Release Date: 2015 May 01
License: CC BY-NC-SA
There are a lot of really good EDM, Rock, Pop, Ambient, experimental and a wide range of music styles being released under Creative Commons licenses these days. However, there are a few styles that aren’t as widely represented, mostly Jazz and Classical music. Fortunately for me, Magnatune is doing a really good job of plugging the gaps in these styles. Oliostere: Circonflexe is an excellent example of the high quality music that is being released by this label/
Circonflexe refers to the accent marking over vowels in some languages (French comes readily to mind). It’s use carries several different meanings, like changing the pronunciation of some vowels, or indicating the presence of a silent ‘s’, or distinguishing between two homophones. In other words, it’s usage doesn’t follow a strict set of rules, and can change given the context of it’s usage.
In the case of this recording, the Circonflexe is seen as being analogous to the establishment of multiples claves, or rhythmic patterns.which unite the music within the songs. Sometimes the claves used on this recording are simple, such as the opening track 1232; while other cases are complex and often polyrhythmic constructions.
And, while it would probably be a lot of fun to dissect the rhythmic and melodic elements of these songs, that’s not what most people are going to listen to. So, what is the best way to describe this release? Well, there is an classic jazz album that immediately comes to mind as the father (or grandfather) for this release: Time Out by The Dave Brubeck Quartet. While hailed as being one of the ultimate cool-jazz releases, this record featured songs like Take Five and Blue Rondo ala Turk, which quickly burn themselves into your memory for their rhythms and melodies at the same time.
Oliostere has picked up where Dave Brubeck left off, penning eight tunes that are easy to listen to despite some being fairly complex in rhythm and structure. It’s the effortless combination of rhythm and melody on tracks like Tirades and 1232 that burn themselves into your memory, and make you tap your feet or bob you head with them.
Jazz music has often found fascinating depths in claves, and various rhythmic devices over the years. this is a release that celebrates that fascination, and picks up on many of the classic elements that have made these types of tune fun to listen to. It’s kind of lick getting an education in rhythm while not realizing that you are learning anything. Which is cool, and it’s the key to the success of this album.

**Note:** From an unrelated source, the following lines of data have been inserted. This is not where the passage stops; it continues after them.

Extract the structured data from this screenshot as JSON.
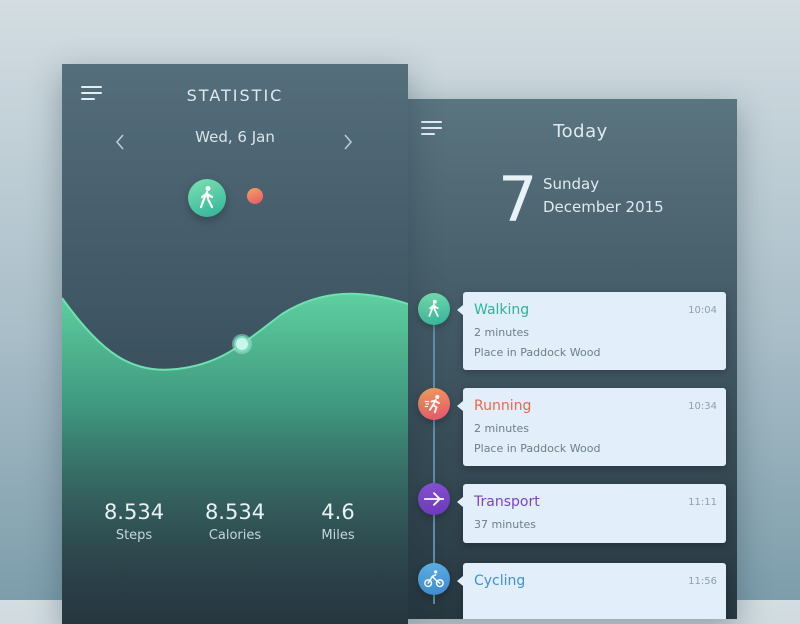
{
  "statistic": {
    "title": "STATISTIC",
    "date": "Wed, 6 Jan",
    "stats": [
      {
        "value": "8.534",
        "label": "Steps"
      },
      {
        "value": "8.534",
        "label": "Calories"
      },
      {
        "value": "4.6",
        "label": "Miles"
      }
    ],
    "icons": {
      "menu": "menu-icon",
      "prev": "chevron-left-icon",
      "next": "chevron-right-icon",
      "activity": "walking-icon"
    }
  },
  "today": {
    "title": "Today",
    "day_number": "7",
    "weekday": "Sunday",
    "month_year": "December 2015",
    "timeline": [
      {
        "title": "Walking",
        "time": "10:04",
        "duration": "2 minutes",
        "place": "Place in Paddock Wood",
        "color": "#2fb39a",
        "icon": "walking-icon"
      },
      {
        "title": "Running",
        "time": "10:34",
        "duration": "2 minutes",
        "place": "Place in Paddock Wood",
        "color": "#e9684f",
        "icon": "running-icon"
      },
      {
        "title": "Transport",
        "time": "11:11",
        "duration": "37 minutes",
        "place": "",
        "color": "#7a44c8",
        "icon": "transport-icon"
      },
      {
        "title": "Cycling",
        "time": "11:56",
        "duration": "",
        "place": "",
        "color": "#3f93d6",
        "icon": "cycling-icon"
      }
    ]
  },
  "colors": {
    "accent_green": "#5fd0a0",
    "walk": "#2fb39a",
    "run": "#e9684f",
    "transport": "#7a44c8",
    "cycle": "#3f93d6"
  }
}
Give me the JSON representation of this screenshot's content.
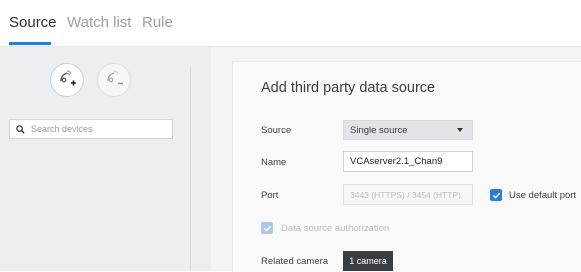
{
  "tabs": [
    {
      "label": "Source",
      "active": true
    },
    {
      "label": "Watch list",
      "active": false
    },
    {
      "label": "Rule",
      "active": false
    }
  ],
  "sidebar": {
    "buttons": [
      {
        "icon": "add-source-icon",
        "enabled": true
      },
      {
        "icon": "remove-source-icon",
        "enabled": false
      }
    ],
    "search": {
      "placeholder": "Search devices",
      "value": "",
      "icon": "search-icon"
    }
  },
  "form": {
    "title": "Add third party data source",
    "source": {
      "label": "Source",
      "value": "Single source"
    },
    "name": {
      "label": "Name",
      "value": "VCAserver2.1_Chan9"
    },
    "port": {
      "label": "Port",
      "value": "3443 (HTTPS) / 3454 (HTTP)",
      "use_default_label": "Use default port",
      "use_default_checked": true
    },
    "auth": {
      "label": "Data source authorization",
      "checked": true,
      "enabled": false
    },
    "related_camera": {
      "label": "Related camera",
      "button_label": "1 camera"
    }
  },
  "colors": {
    "accent": "#2a7dd8",
    "sidebar_bg": "#eceff2",
    "dark_button": "#3a3d42"
  }
}
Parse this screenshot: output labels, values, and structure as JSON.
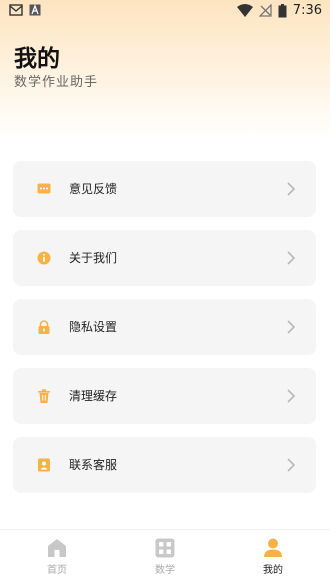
{
  "status_bar": {
    "time": "7:36",
    "left_icons": [
      "mail-icon",
      "a-app-icon"
    ],
    "right_icons": [
      "wifi-icon",
      "no-signal-icon",
      "battery-icon"
    ]
  },
  "header": {
    "title": "我的",
    "subtitle": "数学作业助手"
  },
  "menu": [
    {
      "label": "意见反馈",
      "icon": "feedback-icon"
    },
    {
      "label": "关于我们",
      "icon": "info-icon"
    },
    {
      "label": "隐私设置",
      "icon": "lock-icon"
    },
    {
      "label": "清理缓存",
      "icon": "trash-icon"
    },
    {
      "label": "联系客服",
      "icon": "contact-icon"
    }
  ],
  "tabs": [
    {
      "label": "首页",
      "icon": "home-icon",
      "active": false
    },
    {
      "label": "数学",
      "icon": "grid-icon",
      "active": false
    },
    {
      "label": "我的",
      "icon": "person-icon",
      "active": true
    }
  ],
  "colors": {
    "accent": "#f5b347",
    "inactive": "#c8c8c8",
    "card_bg": "#f5f5f5"
  }
}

Another key to the success of this release are the guest artists: Olivier Koundouno on Cello on MMM, and YéYé Toon’s vocals on Daga Dit Gouda and Polymophisme. Both artists bring a lightness and extra element of fun to the proceedings (especially love the scat work of Toon on Daga Dit Gouda).
Jazz and Classical music are well under-represented in the Creative Commons world. Fortunately for those of us that love these styles, Oliostere: Circonflexe makes an excellent edition to fill in one of these gaps. It’s just a lot of fun listening to the rhythms and polyrhythms on these tracks, and the fun the musicians are having playing these tunes. They will stick with you in the same way that Take Five or Blue Rondo ala Turk have stuck with us for so many years.